→ **PROMPT**:
Go over the lines below, and when one contains the word "this", copy it.

→ **DATASET**:
━━━━━━━━━━

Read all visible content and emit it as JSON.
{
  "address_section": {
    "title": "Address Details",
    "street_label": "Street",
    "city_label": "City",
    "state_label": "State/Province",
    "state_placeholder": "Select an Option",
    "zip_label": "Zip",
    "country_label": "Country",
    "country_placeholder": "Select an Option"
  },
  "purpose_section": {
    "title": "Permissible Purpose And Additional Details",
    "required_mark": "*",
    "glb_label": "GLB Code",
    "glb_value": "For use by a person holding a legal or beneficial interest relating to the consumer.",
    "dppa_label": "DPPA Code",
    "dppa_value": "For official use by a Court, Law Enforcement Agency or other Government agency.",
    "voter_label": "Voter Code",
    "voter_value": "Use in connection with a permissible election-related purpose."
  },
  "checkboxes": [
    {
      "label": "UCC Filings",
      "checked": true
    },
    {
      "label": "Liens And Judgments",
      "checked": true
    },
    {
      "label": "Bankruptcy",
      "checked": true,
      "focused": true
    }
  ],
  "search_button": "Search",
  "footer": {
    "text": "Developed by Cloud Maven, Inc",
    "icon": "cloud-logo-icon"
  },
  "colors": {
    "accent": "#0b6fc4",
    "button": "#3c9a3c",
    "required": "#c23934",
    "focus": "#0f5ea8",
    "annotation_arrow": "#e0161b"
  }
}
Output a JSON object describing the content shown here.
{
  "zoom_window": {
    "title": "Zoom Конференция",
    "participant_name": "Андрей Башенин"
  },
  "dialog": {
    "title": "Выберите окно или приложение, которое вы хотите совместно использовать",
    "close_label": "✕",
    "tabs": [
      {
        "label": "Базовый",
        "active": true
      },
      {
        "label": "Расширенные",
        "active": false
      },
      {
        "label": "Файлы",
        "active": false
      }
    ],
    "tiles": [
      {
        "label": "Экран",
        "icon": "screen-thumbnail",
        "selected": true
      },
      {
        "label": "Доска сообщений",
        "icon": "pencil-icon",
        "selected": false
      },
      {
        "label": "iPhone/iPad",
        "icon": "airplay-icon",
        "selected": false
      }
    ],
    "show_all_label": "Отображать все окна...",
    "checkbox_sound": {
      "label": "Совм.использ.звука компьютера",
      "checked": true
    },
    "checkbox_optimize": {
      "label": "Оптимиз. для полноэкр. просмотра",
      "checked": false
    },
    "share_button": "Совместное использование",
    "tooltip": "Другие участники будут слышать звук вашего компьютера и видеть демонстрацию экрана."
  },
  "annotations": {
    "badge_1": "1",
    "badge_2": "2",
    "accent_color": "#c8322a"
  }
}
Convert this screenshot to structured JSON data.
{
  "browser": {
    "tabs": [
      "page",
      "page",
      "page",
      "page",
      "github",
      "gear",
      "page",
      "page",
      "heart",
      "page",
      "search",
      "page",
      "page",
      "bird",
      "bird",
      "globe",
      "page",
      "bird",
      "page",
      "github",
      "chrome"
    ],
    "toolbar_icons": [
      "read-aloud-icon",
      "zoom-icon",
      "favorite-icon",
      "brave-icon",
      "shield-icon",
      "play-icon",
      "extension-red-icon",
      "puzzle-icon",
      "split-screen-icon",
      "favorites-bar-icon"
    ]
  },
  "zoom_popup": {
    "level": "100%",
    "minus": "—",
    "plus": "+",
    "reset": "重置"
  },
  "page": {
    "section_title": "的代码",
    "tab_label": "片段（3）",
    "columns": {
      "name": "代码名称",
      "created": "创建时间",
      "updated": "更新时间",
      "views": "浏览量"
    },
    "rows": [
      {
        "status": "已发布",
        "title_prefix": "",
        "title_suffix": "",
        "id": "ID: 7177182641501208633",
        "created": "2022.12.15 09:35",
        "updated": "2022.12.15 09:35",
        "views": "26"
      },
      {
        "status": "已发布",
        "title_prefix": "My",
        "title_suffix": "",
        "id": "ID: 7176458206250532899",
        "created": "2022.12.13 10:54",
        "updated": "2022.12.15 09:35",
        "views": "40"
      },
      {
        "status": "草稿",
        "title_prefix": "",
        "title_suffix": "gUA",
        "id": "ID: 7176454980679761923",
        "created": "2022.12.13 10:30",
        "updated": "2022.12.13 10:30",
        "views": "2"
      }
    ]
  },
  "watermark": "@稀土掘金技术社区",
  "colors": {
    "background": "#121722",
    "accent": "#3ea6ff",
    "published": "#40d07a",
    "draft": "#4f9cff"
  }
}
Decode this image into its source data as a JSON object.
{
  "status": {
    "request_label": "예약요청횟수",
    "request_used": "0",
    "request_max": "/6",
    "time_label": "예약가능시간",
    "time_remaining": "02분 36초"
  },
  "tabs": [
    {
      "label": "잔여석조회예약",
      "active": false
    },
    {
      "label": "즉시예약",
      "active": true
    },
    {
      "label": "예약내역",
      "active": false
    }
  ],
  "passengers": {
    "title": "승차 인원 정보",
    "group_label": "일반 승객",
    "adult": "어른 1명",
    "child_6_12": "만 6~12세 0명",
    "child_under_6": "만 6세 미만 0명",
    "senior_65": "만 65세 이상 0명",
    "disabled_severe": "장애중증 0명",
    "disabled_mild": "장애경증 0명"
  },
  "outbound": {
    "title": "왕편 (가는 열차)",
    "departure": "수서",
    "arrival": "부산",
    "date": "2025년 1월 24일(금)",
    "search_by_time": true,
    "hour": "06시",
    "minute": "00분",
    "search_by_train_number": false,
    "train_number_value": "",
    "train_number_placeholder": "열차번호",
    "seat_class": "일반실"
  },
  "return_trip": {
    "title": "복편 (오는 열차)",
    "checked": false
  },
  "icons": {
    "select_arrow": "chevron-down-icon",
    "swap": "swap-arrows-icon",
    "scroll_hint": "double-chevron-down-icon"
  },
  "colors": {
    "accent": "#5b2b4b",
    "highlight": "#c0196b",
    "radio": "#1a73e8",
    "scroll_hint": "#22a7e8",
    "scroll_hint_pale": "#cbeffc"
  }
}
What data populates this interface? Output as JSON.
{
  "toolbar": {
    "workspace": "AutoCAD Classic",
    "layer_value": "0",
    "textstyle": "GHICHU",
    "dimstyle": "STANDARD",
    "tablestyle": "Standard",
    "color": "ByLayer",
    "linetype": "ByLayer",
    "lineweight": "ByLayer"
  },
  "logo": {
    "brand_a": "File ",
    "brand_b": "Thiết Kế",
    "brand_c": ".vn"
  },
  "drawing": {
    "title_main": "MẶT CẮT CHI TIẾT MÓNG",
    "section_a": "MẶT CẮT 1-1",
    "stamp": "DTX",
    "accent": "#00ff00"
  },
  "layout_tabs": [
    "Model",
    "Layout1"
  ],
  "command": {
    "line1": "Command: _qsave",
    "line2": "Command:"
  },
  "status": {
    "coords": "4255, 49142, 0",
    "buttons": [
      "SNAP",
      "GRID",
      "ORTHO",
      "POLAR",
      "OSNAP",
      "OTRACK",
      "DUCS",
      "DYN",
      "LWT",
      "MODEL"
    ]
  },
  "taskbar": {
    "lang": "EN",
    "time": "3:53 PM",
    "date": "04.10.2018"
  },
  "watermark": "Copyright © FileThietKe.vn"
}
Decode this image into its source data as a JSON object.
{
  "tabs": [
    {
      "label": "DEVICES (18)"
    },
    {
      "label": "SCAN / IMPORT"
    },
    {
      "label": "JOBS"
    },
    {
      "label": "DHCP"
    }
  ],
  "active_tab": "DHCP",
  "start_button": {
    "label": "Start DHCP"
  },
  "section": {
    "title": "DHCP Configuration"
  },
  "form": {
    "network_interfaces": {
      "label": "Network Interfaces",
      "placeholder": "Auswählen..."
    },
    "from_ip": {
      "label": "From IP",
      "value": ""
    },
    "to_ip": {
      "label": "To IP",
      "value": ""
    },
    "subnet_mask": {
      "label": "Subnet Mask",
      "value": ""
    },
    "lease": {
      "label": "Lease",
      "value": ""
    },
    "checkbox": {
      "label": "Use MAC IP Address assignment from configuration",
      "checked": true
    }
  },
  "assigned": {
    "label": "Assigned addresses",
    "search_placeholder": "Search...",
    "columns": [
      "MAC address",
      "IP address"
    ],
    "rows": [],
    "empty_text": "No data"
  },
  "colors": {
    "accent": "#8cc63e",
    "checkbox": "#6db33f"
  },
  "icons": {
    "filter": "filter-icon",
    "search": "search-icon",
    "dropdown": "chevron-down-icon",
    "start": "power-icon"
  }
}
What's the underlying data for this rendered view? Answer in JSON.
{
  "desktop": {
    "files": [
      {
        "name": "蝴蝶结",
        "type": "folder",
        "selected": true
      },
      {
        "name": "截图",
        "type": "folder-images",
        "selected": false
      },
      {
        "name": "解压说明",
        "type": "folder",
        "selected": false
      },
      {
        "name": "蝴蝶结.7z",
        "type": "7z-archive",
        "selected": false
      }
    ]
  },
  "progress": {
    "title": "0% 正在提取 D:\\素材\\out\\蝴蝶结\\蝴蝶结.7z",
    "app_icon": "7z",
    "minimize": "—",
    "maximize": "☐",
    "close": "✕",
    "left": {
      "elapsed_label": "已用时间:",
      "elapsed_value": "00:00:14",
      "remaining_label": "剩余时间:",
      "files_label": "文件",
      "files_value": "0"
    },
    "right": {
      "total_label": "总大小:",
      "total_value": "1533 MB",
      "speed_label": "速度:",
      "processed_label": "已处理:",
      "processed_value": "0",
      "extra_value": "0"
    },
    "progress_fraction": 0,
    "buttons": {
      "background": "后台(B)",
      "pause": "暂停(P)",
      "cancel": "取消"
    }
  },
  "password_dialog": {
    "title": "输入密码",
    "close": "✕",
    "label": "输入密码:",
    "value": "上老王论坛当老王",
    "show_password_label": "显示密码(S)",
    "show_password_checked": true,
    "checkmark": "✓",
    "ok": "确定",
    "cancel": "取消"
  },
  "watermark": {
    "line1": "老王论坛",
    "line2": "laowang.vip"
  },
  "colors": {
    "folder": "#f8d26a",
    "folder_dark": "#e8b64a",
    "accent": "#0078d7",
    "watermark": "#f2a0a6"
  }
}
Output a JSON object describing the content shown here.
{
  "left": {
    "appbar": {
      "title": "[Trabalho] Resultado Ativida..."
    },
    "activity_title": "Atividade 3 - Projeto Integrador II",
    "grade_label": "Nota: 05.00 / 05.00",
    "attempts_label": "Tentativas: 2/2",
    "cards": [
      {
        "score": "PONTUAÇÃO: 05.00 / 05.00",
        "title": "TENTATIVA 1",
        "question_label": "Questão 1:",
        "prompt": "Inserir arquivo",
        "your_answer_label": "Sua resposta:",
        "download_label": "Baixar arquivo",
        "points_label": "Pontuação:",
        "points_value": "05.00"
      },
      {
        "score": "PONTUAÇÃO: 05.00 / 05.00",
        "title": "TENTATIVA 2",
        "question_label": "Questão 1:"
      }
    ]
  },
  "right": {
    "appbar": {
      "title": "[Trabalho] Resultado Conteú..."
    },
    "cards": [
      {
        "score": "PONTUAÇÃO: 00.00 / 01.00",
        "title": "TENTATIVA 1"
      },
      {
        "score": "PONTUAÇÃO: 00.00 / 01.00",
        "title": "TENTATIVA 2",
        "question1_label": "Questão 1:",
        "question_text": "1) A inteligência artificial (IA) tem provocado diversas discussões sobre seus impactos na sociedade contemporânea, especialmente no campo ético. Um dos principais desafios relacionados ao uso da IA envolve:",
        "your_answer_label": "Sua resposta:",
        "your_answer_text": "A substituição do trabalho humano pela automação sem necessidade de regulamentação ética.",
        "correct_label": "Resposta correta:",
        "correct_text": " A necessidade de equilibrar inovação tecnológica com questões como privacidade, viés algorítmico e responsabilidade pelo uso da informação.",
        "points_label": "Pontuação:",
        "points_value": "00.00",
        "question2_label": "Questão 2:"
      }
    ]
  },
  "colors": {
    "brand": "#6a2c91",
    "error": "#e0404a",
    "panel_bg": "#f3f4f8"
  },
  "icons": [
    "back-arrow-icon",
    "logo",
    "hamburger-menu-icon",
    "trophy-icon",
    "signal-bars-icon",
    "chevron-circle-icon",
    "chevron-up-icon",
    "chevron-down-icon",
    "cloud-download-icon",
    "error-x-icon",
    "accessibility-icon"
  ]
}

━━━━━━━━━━

→ **OUTPUT OF THE EXERCISE**:
Convert this screenshot to structured JSON data.
Decode this image into its source data as a JSON object.
What data populates this interface? Output as JSON.
Decode this image into its source data as a JSON object.
What's the underlying data for this rendered view? Answer in JSON.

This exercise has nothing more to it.